What is expected —
Line count for "name": give how many lines in the data below contain it, with no other words.

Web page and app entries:
== == ==
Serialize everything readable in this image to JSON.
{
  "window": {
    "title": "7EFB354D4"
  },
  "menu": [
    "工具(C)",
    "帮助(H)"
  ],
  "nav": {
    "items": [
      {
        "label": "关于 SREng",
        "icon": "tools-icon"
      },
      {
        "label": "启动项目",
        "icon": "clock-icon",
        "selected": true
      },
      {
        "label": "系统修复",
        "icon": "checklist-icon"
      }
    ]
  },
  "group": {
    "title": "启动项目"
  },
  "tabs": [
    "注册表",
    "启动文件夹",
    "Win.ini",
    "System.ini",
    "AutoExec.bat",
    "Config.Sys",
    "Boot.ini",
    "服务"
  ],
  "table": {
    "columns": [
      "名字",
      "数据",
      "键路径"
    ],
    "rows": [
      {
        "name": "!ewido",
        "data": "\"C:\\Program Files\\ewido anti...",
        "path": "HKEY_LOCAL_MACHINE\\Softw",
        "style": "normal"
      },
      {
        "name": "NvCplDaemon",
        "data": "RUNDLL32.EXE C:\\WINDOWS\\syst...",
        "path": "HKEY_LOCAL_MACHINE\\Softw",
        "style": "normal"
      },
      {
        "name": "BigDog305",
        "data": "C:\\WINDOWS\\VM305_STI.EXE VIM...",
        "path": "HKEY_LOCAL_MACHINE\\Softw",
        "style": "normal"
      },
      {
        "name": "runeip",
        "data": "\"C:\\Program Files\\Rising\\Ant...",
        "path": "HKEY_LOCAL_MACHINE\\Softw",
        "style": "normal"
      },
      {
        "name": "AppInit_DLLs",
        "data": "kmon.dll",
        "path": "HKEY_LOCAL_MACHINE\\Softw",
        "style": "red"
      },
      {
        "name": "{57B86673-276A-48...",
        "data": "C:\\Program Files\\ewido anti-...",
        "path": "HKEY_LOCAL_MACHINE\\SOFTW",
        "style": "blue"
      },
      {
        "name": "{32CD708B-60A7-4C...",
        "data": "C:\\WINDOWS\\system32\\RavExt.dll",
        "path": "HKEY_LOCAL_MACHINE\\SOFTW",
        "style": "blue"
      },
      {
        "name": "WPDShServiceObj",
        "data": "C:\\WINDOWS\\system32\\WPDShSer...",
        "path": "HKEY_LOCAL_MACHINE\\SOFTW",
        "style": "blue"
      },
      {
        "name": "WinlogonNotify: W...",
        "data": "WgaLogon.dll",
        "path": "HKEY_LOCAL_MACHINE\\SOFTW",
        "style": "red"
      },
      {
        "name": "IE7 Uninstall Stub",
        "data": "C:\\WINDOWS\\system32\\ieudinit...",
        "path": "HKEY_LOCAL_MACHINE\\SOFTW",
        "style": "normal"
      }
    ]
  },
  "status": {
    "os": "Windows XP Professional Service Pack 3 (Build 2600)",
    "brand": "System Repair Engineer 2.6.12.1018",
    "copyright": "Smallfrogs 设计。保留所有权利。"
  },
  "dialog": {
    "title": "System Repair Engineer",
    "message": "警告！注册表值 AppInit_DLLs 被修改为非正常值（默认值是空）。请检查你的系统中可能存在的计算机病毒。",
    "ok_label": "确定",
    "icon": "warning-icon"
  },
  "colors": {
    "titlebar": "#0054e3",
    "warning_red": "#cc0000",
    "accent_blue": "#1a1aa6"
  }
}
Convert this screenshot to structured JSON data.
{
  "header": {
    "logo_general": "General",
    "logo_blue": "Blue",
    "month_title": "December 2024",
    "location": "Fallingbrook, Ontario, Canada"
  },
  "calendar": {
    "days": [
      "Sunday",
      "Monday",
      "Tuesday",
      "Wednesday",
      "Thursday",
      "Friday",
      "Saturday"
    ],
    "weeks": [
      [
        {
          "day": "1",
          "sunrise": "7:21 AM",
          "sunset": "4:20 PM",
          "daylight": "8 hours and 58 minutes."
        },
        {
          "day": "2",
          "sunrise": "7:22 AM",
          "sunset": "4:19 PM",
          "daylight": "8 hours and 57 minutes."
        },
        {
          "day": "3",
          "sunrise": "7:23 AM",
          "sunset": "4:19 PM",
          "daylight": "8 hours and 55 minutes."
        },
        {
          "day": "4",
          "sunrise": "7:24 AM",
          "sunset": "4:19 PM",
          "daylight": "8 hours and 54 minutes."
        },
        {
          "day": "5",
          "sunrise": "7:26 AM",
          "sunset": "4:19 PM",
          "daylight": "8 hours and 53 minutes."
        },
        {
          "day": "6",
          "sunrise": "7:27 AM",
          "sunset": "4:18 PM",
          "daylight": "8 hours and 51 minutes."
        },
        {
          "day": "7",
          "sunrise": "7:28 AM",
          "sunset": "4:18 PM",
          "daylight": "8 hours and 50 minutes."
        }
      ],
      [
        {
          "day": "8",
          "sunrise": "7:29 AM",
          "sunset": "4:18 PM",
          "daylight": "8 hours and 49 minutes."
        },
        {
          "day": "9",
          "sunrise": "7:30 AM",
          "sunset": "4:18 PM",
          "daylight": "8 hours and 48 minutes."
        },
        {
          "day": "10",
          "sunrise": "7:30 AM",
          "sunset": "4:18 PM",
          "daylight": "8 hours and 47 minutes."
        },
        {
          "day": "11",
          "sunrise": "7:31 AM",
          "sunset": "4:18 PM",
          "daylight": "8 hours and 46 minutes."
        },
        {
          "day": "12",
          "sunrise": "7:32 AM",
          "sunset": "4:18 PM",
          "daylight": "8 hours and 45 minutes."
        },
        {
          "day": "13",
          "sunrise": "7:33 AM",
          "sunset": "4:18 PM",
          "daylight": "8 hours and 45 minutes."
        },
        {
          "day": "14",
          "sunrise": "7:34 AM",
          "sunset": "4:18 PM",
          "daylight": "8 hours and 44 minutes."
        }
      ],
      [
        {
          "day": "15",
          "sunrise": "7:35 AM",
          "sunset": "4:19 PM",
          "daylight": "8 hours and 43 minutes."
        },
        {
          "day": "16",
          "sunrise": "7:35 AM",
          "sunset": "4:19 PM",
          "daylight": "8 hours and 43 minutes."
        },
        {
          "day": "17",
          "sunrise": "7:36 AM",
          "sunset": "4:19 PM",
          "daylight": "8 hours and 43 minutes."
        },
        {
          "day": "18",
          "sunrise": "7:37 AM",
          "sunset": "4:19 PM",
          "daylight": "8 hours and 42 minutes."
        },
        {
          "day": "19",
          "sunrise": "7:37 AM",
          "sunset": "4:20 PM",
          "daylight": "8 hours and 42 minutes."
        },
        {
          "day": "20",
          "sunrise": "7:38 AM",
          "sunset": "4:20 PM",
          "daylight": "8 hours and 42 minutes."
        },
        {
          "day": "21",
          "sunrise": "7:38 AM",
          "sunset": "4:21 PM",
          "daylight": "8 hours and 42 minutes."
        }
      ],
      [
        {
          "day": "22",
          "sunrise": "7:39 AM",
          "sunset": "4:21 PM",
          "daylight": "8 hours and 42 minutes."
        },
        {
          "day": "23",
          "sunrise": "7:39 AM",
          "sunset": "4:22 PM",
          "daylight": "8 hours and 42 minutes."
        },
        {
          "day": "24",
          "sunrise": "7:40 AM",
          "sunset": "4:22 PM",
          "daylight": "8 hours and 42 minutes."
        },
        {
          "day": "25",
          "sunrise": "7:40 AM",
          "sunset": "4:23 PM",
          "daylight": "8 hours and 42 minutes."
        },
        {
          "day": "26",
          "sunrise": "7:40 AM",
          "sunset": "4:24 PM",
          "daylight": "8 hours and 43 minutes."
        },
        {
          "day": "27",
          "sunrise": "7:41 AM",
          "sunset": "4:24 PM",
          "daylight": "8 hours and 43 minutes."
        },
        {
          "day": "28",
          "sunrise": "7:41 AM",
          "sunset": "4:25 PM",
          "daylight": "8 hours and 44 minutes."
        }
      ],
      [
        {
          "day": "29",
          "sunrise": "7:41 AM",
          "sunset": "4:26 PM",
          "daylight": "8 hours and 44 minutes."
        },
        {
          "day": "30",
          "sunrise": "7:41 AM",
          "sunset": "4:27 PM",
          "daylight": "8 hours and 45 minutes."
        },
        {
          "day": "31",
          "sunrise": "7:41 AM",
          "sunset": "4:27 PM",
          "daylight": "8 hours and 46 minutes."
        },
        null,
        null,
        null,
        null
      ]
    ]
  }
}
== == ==
Output of the task —
10